The settlement brings an end to a long-running legal saga that has wound its way through the federal courts and held far-reaching implications for Congress's ability to conduct oversight of the executive branch.

The committee first issued its subpoena for McGahn's testimony in April 2019 as part of an investigation into whether Trump's conduct during the Mueller probe amounted to obstruction of justice.

The Trump White House directed McGahn not to comply with the subpoena, asserting broad legal immunity from congressional investigative demands and prompting the House to file a federal lawsuit to force his testimony.

A district court judge sided with the House in late 2019, rejecting the White House's legal arguments and ruling that "presidents are not kings."

But the lawsuit became bogged down on appeal, with a three-judge panel issuing a pair of rulings that found that the House did not have the legal means to enforce its subpoena in court.

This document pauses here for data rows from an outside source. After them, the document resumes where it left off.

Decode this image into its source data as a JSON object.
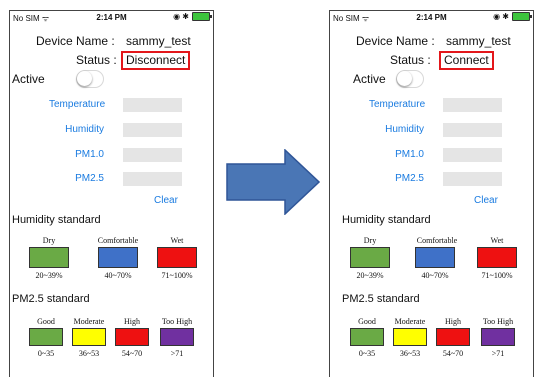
{
  "status_bar": {
    "carrier": "No SIM",
    "wifi_icon": "wifi-icon",
    "time": "2:14 PM",
    "right_icons": "◉ ✱"
  },
  "labels": {
    "device_name": "Device Name :",
    "status": "Status :",
    "active": "Active"
  },
  "device_name_value": "sammy_test",
  "sensors": [
    "Temperature",
    "Humidity",
    "PM1.0",
    "PM2.5"
  ],
  "clear_label": "Clear",
  "humidity_standard": {
    "title": "Humidity standard",
    "items": [
      {
        "name": "Dry",
        "range": "20~39%",
        "color": "#6aaa45"
      },
      {
        "name": "Comfortable",
        "range": "40~70%",
        "color": "#3f71c8"
      },
      {
        "name": "Wet",
        "range": "71~100%",
        "color": "#ee1111"
      }
    ]
  },
  "pm25_standard": {
    "title": "PM2.5 standard",
    "items": [
      {
        "name": "Good",
        "range": "0~35",
        "color": "#6aaa45"
      },
      {
        "name": "Moderate",
        "range": "36~53",
        "color": "#ffff00"
      },
      {
        "name": "High",
        "range": "54~70",
        "color": "#ee1111"
      },
      {
        "name": "Too High",
        "range": ">71",
        "color": "#7030a0"
      }
    ]
  },
  "left_screen": {
    "status_value": "Disconnect"
  },
  "right_screen": {
    "status_value": "Connect"
  },
  "arrow_color": "#4a76b5"
}
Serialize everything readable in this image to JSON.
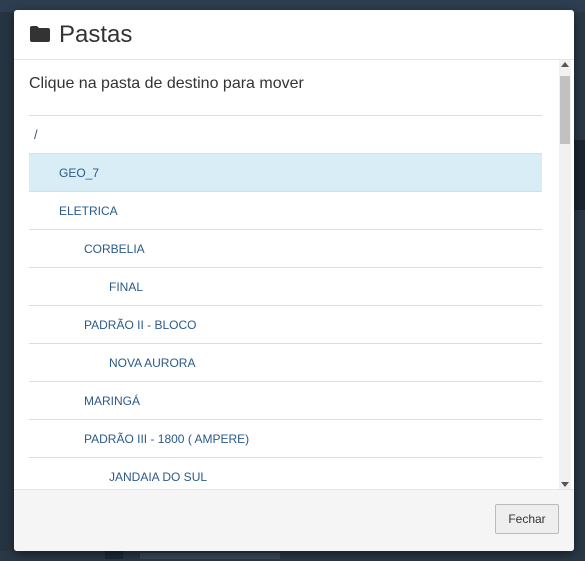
{
  "modal": {
    "title": "Pastas",
    "instruction": "Clique na pasta de destino para mover",
    "close_label": "Fechar"
  },
  "folders": [
    {
      "label": "/",
      "level": 0,
      "selected": false
    },
    {
      "label": "GEO_7",
      "level": 1,
      "selected": true
    },
    {
      "label": "ELETRICA",
      "level": 1,
      "selected": false
    },
    {
      "label": "CORBELIA",
      "level": 2,
      "selected": false
    },
    {
      "label": "FINAL",
      "level": 3,
      "selected": false
    },
    {
      "label": "PADRÃO II - BLOCO",
      "level": 2,
      "selected": false
    },
    {
      "label": "NOVA AURORA",
      "level": 3,
      "selected": false
    },
    {
      "label": "MARINGÁ",
      "level": 2,
      "selected": false
    },
    {
      "label": "PADRÃO III - 1800 ( AMPERE)",
      "level": 2,
      "selected": false
    },
    {
      "label": "JANDAIA DO SUL",
      "level": 3,
      "selected": false
    }
  ],
  "icons": {
    "header": "folder-icon"
  },
  "colors": {
    "selected_row": "#d9edf7",
    "link": "#2a5a8a"
  }
}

The first of those rulings was overturned by the full appeals court last year, and the second was set to be relitigated later this month.

If the three-judge panel's decision were to stand, it would render House subpoenas of the executive branch effectively unenforceable.

Court watchers had been waiting to see whether the Biden administration would seek to walk back the broad legal arguments about executive authority that were pushed in the Trump era.

According to the court filing submitted Wednesday, the DOJ said that it believes the D.C. Circuit Court of Appeals was right to block the House's subpoena, but that it would endorse a motion to have the previous rulings vacated in order to bring the lawsuit to an end.

Updated 10:35 p.m.